A review of "Short Nights of the Shadow Catcher The Epic Life and Immortal Photographs of Edward Curtis."

If you like books that explore natural history, indigenous cultures, and American history, Short Nights of the Shadow Catcher The Epic Life and Immortal Photographs of Edward Curtis (by Timothy Egan. Houghton Mifflin Harcort. Boston, New York. 2012) is one to consider. Edward Curtis was a photographer of Native Americans living in the late 19th and early 20th century, and Timothy Egan is an award winning writer who has a gift for telling the whole, straight story.

On the surface, this book is a biography of Curtis, who despite many obstacles – lack of formal education, poor health as a child, few resources, and many critics – set an almost impossible goal for himself. He called it his “great idea.” In 1900, at age thirty-two, he determined he would capture the rapidly disappearing cultures of western Native Americans on film, and in the process he would record as much about their cultures and languages as possible before they were lost. Much deeper, this book explores the complex relationships that Curtis forged during the process. He gained friends in high places, such as Theodore Roosevelt, John Muir, and Gifford Pinchot, as well as a demanding patron, J.P. Morgan, who backed his work. Yet it is his relationships with countless Native Americans who told Curtis their personal stories and the story of their tribes that enrich this book.

Curtis’ goal demanded nearly forty years to achieve (thirty-five years longer than he anticipated), and the cost included his family, his home, his wealth, a successful business, and his personal reputation. Yet, the “great idea” resulted in over 40,000 photographs, 10,000 audio recordings, the world’s first narrative documentary film, and twenty volumes of text and photos on the tribes that had survived up to the end of this era. Though Curtis died in abject poverty and forgotten (much like his subjects), and many of his photos were lost, today his remaining work is regarded as the most definitive photo archive of Native Americans. He is seen now as a visionary, an ethnographer, and an artist.
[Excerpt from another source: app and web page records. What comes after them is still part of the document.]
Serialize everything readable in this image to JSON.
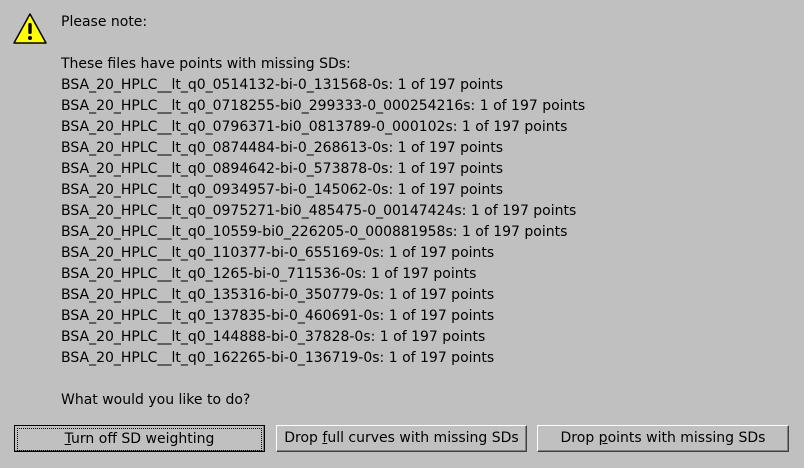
{
  "dialog": {
    "heading": "Please note:",
    "intro": "These files have points with missing SDs:",
    "files": [
      "BSA_20_HPLC__lt_q0_0514132-bi-0_131568-0s: 1 of 197 points",
      "BSA_20_HPLC__lt_q0_0718255-bi0_299333-0_000254216s: 1 of 197 points",
      "BSA_20_HPLC__lt_q0_0796371-bi0_0813789-0_000102s: 1 of 197 points",
      "BSA_20_HPLC__lt_q0_0874484-bi-0_268613-0s: 1 of 197 points",
      "BSA_20_HPLC__lt_q0_0894642-bi-0_573878-0s: 1 of 197 points",
      "BSA_20_HPLC__lt_q0_0934957-bi-0_145062-0s: 1 of 197 points",
      "BSA_20_HPLC__lt_q0_0975271-bi0_485475-0_00147424s: 1 of 197 points",
      "BSA_20_HPLC__lt_q0_10559-bi0_226205-0_000881958s: 1 of 197 points",
      "BSA_20_HPLC__lt_q0_110377-bi-0_655169-0s: 1 of 197 points",
      "BSA_20_HPLC__lt_q0_1265-bi-0_711536-0s: 1 of 197 points",
      "BSA_20_HPLC__lt_q0_135316-bi-0_350779-0s: 1 of 197 points",
      "BSA_20_HPLC__lt_q0_137835-bi-0_460691-0s: 1 of 197 points",
      "BSA_20_HPLC__lt_q0_144888-bi-0_37828-0s: 1 of 197 points",
      "BSA_20_HPLC__lt_q0_162265-bi-0_136719-0s: 1 of 197 points"
    ],
    "question": "What would you like to do?",
    "icon": "warning-icon",
    "icon_color": "#ffff00"
  },
  "buttons": {
    "turn_off": {
      "mnemonic": "T",
      "rest": "urn off SD weighting"
    },
    "drop_curves": {
      "before": "Drop ",
      "mnemonic": "f",
      "rest": "ull curves with missing SDs"
    },
    "drop_points": {
      "before": "Drop ",
      "mnemonic": "p",
      "rest": "oints with missing SDs"
    }
  }
}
This book is inspiring, educational, and worth reading; readers will also come away with a clearer understanding of the impacts of western civilization upon the last, first people of this land.

Reviewed by Dr. Sanford “Sandy” Smith, Youth and Natural Resources Extension Specialist, Penn State Department of Ecosystem Science and Management